This post isn't going to be what you might think from the title. I'm not going to blog about writing relatable characters... Rather, it's a blog about the things that struck me the most at last week's RWA National conference.
#1. Janet Evanovich
She did the opening session and it was a Q&A. Since there were nearly 2000 of us in the room, the questions were on index cards, but she hadn't seen them ahead of time so it was lovely and spontaneous. And what slayed me was finding a moment when I could totally relate to her. No, it wasn't when she talked about how her make up artist was going to kill her because she blew her nose on stage (although that was funny) and seriously? she travels with her own hair and makeup people? Could not relate to that. ;-)
What I could relate to was the reason she had to blow her nose. One of the questions was: How long did it take you to get published? Her answer, more or less, was: it took 10 years after she seriously started writing and submitting romance novels. Makes me feel better about my current 6-7.
When she described the moment she found out she'd sold her first ms (for $2000) she started to cry on stage. I felt so connected to her at that moment. Here's this huge bestseller. A multimillionaire. And it took her AGES to sell her first book, and she still remembers that moment so well it makes her cry. Wow.
#2. J.R. Ward
Whom I adore. She did a 2 hour talk with her CP Jessica Andersen (whom I also adore) and, as usual, they were funny and informative. Such intelligent women who know who they are and are in such command of what they're doing.
But the moment that slayed me in this talk was when pal and frequent DWT visitor Stephanie Doyle, asked J.R. and Jess to talk about the transition of their careers from midlist and/or category into bestsellerdom. And that's when J.R. cried.
She cried because she says she doesn't yet understand "why her"? (her readers could tell her, but that's another matter) But it was so great to see (and have her show) that she's so humble about it all, and understands how hard it is for all of us in this business, no matter at what stage we're at, and that she realizes how lucky she is. She said that the person who sits down each day, at her desk in boxer shorts to write, is still the same "Jessie" who wrote all her other books, but this new persona has emerged who's J.R., and you could tell that, at times, it's still all a little overwhelming for her. Made me tear up, too.
#3. Eloisa James
The strange thing about this one hitting me, is that I've seen Eloisa give the exact same talk before. Her DC speech might have been a combination of two different talks I've heard, but I'm sure I'd heard nearly every main section of the talk. And it's a great talk. The difference for me this time was how emotional she got telling her story and in particular the part about how her mother never accepted what she chose to do for a living.
Her mother, like Eloisa (in her Mary Bly persona), was a professor of literature. So her mom approved of *that* career choice. The difference is that the fiction writing her mother chose to do, in addition to her teaching, was literary short stories, while Mary/Eloisa chose to write romance novels. And it's clear, hearing her talk, that she chose to write romance because she LOVES romance, in spite of her occasional, "I write for money", claims.

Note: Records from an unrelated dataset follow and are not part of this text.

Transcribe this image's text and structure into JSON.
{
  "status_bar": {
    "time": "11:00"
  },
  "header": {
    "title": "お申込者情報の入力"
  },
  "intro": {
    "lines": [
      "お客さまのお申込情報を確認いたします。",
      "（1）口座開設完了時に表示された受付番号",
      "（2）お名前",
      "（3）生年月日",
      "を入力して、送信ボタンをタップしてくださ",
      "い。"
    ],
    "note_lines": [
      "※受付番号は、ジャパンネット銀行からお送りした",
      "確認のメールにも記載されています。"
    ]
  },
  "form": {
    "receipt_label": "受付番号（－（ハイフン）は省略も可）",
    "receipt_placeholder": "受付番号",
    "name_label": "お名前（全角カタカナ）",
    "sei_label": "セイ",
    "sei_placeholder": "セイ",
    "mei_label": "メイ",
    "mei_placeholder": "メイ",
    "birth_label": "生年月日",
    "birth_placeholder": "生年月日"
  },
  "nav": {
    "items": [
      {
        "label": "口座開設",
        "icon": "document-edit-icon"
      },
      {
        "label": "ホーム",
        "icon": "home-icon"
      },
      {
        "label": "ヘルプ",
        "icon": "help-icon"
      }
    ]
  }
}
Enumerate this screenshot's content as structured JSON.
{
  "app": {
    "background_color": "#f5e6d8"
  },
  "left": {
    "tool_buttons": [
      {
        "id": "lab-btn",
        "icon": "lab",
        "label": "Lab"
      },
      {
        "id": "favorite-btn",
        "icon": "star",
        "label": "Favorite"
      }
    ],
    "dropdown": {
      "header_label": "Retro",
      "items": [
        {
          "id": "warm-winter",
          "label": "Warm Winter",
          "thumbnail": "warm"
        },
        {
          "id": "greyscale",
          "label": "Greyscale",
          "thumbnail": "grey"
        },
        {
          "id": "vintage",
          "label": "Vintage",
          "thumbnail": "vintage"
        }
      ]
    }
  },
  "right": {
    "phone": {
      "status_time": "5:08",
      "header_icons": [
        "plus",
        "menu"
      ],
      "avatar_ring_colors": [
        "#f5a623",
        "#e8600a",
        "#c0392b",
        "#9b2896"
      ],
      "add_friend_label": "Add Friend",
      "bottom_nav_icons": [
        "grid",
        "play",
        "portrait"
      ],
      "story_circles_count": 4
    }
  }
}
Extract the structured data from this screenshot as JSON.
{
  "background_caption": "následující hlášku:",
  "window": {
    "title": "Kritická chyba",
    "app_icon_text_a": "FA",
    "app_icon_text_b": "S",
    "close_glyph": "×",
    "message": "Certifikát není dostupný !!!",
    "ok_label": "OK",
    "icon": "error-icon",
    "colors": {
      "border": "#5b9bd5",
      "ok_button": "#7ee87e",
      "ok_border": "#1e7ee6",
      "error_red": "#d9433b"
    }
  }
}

I have a similar disapproval thing going on with someone in my family, right now, and it hurts so, so much to have someone you love disrespect what you've chosen to do with your life, and find all these ridiculous arguments to refute your every attempt to explain why you think what you're doing is valuable and not what she thinks it is. That she refuses to even consider that the literary education she got in the early 1980's was not only biased against the genre, but totally out of date. To have someone tell you that the thing that makes you happy isn't worthy or is trash, is so hard. But enough about me.
Eloisa says for years she hid behind the excuse of "I'm just doing it for money" but now admits, that's (mostly) a lie. She writes romance because she loves it. The money's a bonus and has provided a nice justification against all the disapproval from her family. (And, of course, we all know that even in genre fiction, only a very few writers really make much money.) Eloisa says she's Simon and Garfunkel born into the Bach family. Loved that. (Although... wasn't Bach writing popular music in his time??? Still, I get her point.) While she was telling us how her mother, on her death bed, told her she felt sure Eloisa would write a "real book" some day, it was the closest to tearing up I've ever seen this very strong woman, who I've seen speak to groups about emotional events in her life before. I teared up, too.
All in all. It was amazing to find that I had something in common with, some way to relate to, each of these three NYT Bestselling authors. Awesome.
Worth all the money I spent to go to DC? Well...
I won't talk about another highlight (lowlight?) when a certain Pocket editor said she liked the bra I was inadvertently flashing. And I'm not talking straps. Not as bad as it sounds. I hope. You had to be there. At least it matched my temporarily unwrapped wrap dress.